Risks have been evaluated for the first time
In vitro fertilization risks (IVF) are the medical complications that can be associated with it. In this respect, women with heart disease are known to have an increased risk of suffering medical complications compared to healthy women (Circulation 2001: 104; 515-21/Eur Heart J 2010; 31, 2124-32). But does this risk increase when women with heart problems undergo IVF?
A recently published article (JACC 2014; 64,1862-6) evaluated this risk for the first time, confirming that it really exists. The study included 20 women, mean age 37 ± 4 years, with 22 pregnancies. Fifteen pregnancies (68%) occurred in women with congenital heart problems and 7 (32%) in women with acquired heart disease.

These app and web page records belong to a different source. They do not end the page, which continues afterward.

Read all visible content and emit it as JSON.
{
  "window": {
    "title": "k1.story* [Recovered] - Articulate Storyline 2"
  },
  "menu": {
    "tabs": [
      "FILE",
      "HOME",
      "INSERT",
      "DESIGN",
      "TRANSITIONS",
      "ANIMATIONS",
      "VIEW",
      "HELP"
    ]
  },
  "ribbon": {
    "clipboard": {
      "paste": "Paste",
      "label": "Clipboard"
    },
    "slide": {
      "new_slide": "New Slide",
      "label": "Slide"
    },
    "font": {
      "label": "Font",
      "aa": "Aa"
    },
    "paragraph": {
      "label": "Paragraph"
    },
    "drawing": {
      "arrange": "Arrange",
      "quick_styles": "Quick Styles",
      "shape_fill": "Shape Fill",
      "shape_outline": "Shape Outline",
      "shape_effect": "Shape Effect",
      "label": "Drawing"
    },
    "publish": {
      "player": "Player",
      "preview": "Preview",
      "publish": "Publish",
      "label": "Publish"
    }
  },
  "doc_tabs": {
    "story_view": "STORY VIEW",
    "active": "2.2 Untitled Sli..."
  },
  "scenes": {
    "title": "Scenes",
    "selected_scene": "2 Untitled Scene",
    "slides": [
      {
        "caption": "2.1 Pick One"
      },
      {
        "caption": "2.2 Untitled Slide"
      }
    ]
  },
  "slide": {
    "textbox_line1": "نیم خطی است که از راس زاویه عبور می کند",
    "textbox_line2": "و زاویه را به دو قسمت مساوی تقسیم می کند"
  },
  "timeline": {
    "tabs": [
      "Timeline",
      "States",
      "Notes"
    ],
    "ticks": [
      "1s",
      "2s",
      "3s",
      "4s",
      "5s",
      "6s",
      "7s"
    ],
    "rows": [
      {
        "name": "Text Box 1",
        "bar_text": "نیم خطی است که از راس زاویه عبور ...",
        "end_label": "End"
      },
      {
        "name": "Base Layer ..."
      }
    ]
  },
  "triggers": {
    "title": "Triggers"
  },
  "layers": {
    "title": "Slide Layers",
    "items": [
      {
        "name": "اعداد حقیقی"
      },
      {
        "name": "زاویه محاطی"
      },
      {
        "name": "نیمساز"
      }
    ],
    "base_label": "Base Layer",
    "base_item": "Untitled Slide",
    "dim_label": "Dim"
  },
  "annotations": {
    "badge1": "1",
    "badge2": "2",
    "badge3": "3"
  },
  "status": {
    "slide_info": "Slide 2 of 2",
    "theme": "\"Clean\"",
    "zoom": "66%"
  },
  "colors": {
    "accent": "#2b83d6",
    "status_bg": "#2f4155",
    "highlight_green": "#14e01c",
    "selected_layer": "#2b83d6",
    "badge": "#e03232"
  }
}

At least one complication was detected in 73% of the pregnancies. Eighteen percent of the heart patients suffered ovarian hyperstimulation syndrome, compared to 1% of the healthy women. Adverse cardiac maternal outcomes were detected in 27% of the cardiac patients, compared to 13% in pregnant women with heart disease not conceiving with assisted reproductive technologies (ART). Foetal or neonatal problems were detected 45% of the cardiac patients compared to 20% of pregnant women with heart disease not conceiving with ART. Foetal prematurity was also higher in the heart patients (32%) than in a reference ART population (13%). As the authors state, ovarian hormonal hyperstimulation is a “potentially serious complication of ART“, which is more dangerous in heart patients, in which moderate forms of ovarian hyperstimulation can be poorly tolerated.
From an ethical point of view (said eh authors), it seems clear that the poor response to ART in women with heart disease must be considered.

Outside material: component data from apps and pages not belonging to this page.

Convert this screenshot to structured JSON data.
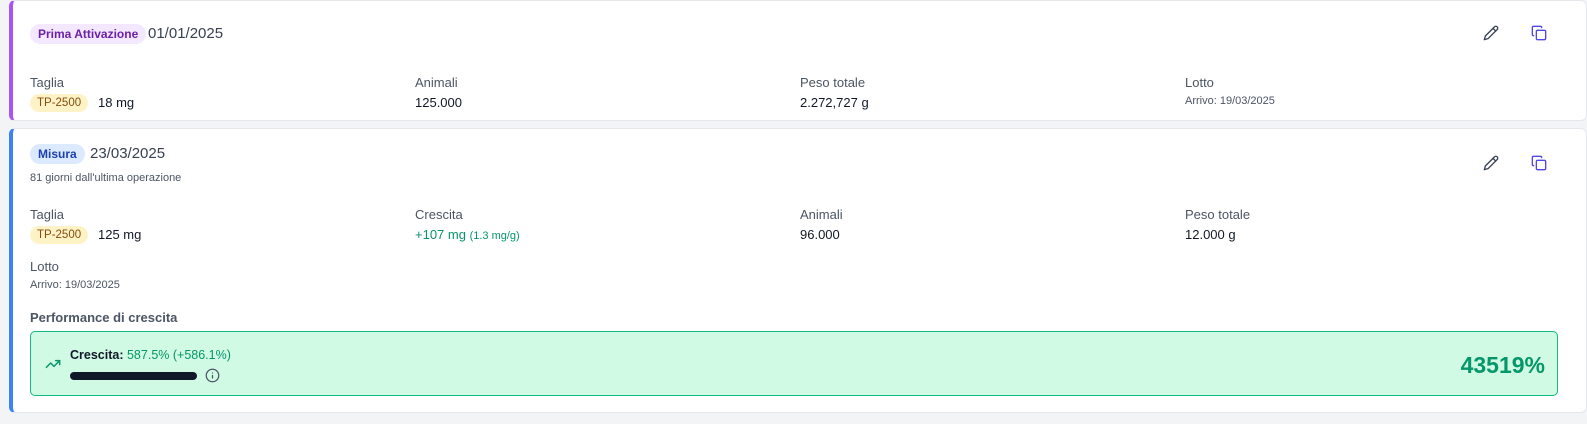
{
  "operations": [
    {
      "type_label": "Prima Attivazione",
      "date": "01/01/2025",
      "fields": {
        "taglia_label": "Taglia",
        "taglia_code": "TP-2500",
        "taglia_weight": "18 mg",
        "animali_label": "Animali",
        "animali_value": "125.000",
        "peso_label": "Peso totale",
        "peso_value": "2.272,727 g",
        "lotto_label": "Lotto",
        "lotto_arrival": "Arrivo: 19/03/2025"
      }
    },
    {
      "type_label": "Misura",
      "date": "23/03/2025",
      "days_since": "81 giorni dall'ultima operazione",
      "fields": {
        "taglia_label": "Taglia",
        "taglia_code": "TP-2500",
        "taglia_weight": "125 mg",
        "crescita_label": "Crescita",
        "crescita_value": "+107 mg",
        "crescita_rate": "(1.3 mg/g)",
        "animali_label": "Animali",
        "animali_value": "96.000",
        "peso_label": "Peso totale",
        "peso_value": "12.000 g",
        "lotto_label": "Lotto",
        "lotto_arrival": "Arrivo: 19/03/2025"
      },
      "performance": {
        "title": "Performance di crescita",
        "label": "Crescita:",
        "value": "587.5% (+586.1%)",
        "bar_fraction": 1.0,
        "percentage": "43519%"
      }
    }
  ],
  "colors": {
    "prima_attivazione_accent": "#a855f7",
    "misura_accent": "#3b82f6",
    "growth_green": "#059669",
    "performance_bg": "#d1fae5",
    "size_badge_bg": "#fef3c7"
  },
  "icons": {
    "edit": "pencil-icon",
    "duplicate": "copy-icon",
    "trend": "trending-up-icon",
    "info": "info-icon"
  }
}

The views, opinions and positions expressed by these authors and blogs are theirs and do not necessarily represent that of the Bioethics Research Library and Kennedy Institute of Ethics or Georgetown University.